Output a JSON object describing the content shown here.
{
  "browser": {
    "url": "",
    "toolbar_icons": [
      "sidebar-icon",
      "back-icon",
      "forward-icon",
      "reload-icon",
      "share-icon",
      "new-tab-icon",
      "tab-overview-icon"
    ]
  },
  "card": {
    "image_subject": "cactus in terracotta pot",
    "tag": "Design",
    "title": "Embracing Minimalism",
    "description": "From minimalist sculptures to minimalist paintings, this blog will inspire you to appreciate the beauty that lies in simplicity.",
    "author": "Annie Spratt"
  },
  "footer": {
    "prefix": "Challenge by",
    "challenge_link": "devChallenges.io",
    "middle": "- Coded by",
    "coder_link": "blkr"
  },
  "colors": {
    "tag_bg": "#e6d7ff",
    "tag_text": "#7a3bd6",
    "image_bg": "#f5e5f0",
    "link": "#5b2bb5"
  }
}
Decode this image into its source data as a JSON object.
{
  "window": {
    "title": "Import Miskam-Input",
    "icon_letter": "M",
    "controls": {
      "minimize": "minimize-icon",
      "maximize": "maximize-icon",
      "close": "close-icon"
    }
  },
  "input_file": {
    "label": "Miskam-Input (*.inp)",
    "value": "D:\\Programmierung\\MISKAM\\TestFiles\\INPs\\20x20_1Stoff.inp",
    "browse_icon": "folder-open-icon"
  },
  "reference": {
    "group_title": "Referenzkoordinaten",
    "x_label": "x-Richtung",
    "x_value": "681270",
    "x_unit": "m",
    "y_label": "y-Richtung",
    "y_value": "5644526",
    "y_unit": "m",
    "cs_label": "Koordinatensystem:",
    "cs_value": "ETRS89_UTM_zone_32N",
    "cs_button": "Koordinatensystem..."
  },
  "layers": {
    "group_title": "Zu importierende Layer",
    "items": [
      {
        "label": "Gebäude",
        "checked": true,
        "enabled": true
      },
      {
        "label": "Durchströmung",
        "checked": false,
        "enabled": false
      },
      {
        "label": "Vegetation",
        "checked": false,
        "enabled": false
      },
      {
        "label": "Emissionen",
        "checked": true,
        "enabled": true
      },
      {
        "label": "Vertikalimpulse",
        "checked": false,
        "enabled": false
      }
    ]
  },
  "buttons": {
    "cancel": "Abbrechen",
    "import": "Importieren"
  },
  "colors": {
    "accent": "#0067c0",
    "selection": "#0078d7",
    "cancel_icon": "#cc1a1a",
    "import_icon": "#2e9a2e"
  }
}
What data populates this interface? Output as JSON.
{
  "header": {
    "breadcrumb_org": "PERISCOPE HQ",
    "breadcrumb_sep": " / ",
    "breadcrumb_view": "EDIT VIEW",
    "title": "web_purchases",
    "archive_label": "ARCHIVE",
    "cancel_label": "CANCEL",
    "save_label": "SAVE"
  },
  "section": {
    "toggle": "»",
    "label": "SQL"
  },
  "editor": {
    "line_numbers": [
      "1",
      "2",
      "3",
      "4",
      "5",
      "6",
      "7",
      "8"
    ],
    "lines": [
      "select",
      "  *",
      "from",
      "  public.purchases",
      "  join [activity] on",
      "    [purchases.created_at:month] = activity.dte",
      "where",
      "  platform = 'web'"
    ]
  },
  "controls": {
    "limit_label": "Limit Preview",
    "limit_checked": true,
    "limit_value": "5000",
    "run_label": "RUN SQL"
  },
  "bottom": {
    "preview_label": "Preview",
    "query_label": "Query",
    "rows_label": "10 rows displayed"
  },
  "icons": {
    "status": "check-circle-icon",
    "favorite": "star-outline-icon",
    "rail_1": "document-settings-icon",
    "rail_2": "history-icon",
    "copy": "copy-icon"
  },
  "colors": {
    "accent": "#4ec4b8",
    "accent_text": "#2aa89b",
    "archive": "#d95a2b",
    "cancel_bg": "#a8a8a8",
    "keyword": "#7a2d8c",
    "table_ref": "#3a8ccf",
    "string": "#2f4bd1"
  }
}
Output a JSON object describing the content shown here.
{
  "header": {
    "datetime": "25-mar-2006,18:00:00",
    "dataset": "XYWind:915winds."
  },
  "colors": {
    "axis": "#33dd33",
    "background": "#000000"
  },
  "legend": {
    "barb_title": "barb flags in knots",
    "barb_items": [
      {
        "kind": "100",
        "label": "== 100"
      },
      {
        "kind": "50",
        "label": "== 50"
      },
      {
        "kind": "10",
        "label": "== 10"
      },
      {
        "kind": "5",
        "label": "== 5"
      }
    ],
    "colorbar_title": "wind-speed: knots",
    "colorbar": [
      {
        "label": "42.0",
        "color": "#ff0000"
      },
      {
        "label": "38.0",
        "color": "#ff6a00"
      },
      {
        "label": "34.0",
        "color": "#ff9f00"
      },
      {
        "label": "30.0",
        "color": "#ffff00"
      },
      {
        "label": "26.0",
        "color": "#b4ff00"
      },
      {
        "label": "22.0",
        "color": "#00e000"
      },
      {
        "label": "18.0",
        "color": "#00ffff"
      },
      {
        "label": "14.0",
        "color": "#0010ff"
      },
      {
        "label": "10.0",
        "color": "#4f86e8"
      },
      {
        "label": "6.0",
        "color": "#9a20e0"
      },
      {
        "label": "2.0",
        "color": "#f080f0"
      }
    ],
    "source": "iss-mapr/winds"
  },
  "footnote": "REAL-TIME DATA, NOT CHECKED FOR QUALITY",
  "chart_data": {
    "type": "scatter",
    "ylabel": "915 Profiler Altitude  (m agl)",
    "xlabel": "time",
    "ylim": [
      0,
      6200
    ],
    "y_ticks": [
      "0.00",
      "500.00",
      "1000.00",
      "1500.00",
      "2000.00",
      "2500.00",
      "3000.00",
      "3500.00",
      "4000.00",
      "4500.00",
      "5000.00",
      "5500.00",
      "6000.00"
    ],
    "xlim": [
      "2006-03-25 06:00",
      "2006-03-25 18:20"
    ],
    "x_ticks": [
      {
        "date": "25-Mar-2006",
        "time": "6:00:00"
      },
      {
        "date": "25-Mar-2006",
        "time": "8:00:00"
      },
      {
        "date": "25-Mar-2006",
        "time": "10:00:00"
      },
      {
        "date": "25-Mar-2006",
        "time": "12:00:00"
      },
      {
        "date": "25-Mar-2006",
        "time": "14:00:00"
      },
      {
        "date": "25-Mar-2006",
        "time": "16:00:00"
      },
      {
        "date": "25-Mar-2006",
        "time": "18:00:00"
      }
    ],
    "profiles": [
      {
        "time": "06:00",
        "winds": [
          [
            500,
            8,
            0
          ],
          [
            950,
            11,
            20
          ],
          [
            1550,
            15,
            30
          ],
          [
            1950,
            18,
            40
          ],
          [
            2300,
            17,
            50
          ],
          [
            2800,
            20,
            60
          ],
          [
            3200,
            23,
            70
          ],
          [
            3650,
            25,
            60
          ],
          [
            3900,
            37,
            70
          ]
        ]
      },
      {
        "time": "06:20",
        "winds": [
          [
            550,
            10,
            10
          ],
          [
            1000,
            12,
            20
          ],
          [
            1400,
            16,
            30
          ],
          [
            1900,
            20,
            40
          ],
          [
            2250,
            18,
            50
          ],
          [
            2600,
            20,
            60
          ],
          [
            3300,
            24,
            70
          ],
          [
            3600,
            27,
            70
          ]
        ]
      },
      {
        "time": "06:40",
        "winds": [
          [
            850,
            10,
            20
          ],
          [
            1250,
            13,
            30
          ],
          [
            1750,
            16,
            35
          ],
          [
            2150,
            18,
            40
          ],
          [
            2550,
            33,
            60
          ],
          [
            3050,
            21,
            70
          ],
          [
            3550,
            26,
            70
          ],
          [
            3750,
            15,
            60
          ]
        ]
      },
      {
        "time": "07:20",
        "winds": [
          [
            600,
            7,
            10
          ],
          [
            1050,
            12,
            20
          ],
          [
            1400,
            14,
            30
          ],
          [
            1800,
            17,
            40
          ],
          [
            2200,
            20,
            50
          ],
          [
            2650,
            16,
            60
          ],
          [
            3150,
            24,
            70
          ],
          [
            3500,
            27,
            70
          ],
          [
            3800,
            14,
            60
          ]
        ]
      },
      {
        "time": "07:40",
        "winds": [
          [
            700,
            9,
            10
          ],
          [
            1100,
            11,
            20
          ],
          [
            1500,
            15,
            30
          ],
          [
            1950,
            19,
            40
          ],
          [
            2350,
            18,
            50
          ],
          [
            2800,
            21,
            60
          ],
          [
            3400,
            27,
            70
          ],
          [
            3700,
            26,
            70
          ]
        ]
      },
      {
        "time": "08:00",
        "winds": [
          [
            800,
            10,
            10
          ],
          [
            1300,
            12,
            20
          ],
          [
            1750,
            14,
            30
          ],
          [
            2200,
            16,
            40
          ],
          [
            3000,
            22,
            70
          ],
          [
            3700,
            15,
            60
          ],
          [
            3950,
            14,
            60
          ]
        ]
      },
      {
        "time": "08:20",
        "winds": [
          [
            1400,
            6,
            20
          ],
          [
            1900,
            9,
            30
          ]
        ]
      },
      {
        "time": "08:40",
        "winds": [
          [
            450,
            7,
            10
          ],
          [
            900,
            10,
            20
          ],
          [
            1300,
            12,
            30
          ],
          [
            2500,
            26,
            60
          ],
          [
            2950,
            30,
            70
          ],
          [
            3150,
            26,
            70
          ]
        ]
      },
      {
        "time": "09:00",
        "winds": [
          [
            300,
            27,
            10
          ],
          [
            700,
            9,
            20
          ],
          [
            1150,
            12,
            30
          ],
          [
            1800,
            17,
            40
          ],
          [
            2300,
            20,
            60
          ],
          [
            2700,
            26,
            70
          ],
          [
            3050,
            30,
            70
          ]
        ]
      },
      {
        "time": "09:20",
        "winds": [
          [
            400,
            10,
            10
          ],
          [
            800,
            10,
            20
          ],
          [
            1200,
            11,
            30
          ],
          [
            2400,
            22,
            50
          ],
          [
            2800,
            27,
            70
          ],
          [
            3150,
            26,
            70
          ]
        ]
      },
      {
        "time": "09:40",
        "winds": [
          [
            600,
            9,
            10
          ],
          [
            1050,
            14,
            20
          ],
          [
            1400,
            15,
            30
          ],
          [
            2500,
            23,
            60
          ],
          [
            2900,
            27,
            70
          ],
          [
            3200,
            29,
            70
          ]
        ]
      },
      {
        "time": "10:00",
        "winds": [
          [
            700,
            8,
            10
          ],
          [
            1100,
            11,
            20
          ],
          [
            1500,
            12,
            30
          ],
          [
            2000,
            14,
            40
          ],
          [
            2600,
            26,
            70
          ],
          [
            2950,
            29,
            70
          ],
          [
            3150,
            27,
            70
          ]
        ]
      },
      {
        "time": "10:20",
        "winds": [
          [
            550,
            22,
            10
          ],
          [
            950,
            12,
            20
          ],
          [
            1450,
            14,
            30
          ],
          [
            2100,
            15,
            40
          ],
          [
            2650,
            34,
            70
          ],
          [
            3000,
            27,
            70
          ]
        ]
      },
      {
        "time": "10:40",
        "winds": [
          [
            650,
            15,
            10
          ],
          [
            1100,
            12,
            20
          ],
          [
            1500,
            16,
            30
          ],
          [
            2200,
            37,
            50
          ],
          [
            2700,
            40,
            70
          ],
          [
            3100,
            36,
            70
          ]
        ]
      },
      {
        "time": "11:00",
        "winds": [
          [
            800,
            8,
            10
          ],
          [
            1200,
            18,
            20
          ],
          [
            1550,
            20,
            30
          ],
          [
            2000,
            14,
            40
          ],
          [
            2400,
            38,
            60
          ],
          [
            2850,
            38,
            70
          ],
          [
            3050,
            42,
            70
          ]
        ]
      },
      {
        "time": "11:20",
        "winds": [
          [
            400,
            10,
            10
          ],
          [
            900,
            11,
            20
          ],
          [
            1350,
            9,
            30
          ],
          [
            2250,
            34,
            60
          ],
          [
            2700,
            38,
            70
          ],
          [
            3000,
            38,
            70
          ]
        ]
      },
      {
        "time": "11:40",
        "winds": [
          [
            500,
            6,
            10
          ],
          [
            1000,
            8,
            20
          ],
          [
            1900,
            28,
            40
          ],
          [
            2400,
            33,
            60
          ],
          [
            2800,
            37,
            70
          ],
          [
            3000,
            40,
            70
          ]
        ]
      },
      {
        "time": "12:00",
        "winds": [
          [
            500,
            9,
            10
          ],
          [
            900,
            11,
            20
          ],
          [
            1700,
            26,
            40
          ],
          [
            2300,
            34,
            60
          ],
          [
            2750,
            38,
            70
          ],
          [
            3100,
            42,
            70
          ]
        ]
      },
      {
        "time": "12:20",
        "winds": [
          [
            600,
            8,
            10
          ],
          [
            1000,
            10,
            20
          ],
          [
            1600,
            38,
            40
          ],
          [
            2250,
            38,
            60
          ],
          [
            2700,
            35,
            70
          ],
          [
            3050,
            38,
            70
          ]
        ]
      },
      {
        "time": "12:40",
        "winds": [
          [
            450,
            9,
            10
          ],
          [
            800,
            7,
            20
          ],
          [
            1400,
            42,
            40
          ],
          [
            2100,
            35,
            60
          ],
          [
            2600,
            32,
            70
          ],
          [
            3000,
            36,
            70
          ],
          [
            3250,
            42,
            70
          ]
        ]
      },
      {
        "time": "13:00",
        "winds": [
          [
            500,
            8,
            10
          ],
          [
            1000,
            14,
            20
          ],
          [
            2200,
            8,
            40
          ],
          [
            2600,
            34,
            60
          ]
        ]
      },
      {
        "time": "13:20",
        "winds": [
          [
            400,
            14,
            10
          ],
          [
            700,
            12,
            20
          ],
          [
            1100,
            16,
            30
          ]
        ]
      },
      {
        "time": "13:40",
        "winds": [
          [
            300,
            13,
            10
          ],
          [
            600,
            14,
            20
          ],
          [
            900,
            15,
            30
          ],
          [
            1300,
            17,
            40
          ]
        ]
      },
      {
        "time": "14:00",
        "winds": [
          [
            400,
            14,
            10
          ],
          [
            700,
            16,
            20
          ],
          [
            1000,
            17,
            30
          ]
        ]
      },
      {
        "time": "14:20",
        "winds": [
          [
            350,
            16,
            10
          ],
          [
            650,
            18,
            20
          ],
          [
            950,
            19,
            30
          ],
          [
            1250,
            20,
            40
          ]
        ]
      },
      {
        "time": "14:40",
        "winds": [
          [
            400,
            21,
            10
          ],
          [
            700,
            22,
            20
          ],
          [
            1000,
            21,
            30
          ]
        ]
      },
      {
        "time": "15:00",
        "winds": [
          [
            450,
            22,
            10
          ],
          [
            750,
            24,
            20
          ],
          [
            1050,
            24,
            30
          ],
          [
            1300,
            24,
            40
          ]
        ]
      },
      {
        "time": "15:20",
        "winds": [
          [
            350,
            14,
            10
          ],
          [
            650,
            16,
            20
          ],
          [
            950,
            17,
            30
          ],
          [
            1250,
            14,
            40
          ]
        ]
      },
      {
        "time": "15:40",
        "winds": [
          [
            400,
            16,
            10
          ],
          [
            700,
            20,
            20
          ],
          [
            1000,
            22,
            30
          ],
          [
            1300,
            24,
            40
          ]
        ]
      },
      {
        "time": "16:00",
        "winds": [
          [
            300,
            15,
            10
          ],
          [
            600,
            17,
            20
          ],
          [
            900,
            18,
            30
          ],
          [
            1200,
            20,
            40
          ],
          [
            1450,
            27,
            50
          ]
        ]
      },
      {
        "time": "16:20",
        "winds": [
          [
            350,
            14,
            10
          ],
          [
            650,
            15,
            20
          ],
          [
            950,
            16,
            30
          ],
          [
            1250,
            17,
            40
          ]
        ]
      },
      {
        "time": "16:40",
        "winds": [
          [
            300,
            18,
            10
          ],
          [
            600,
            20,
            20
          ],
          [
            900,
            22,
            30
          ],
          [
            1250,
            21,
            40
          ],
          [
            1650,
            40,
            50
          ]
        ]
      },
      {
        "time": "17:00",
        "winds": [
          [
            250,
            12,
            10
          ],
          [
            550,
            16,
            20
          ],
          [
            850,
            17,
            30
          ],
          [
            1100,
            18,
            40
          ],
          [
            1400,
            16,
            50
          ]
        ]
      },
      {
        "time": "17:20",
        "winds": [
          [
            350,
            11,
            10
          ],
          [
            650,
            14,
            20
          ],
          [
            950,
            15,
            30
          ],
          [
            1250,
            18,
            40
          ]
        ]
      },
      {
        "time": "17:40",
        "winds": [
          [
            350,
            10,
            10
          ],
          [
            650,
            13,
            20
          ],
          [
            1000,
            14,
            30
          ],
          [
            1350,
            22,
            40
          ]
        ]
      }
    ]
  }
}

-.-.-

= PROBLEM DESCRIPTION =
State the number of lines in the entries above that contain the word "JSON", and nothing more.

= SOLVED EXERCISE =
4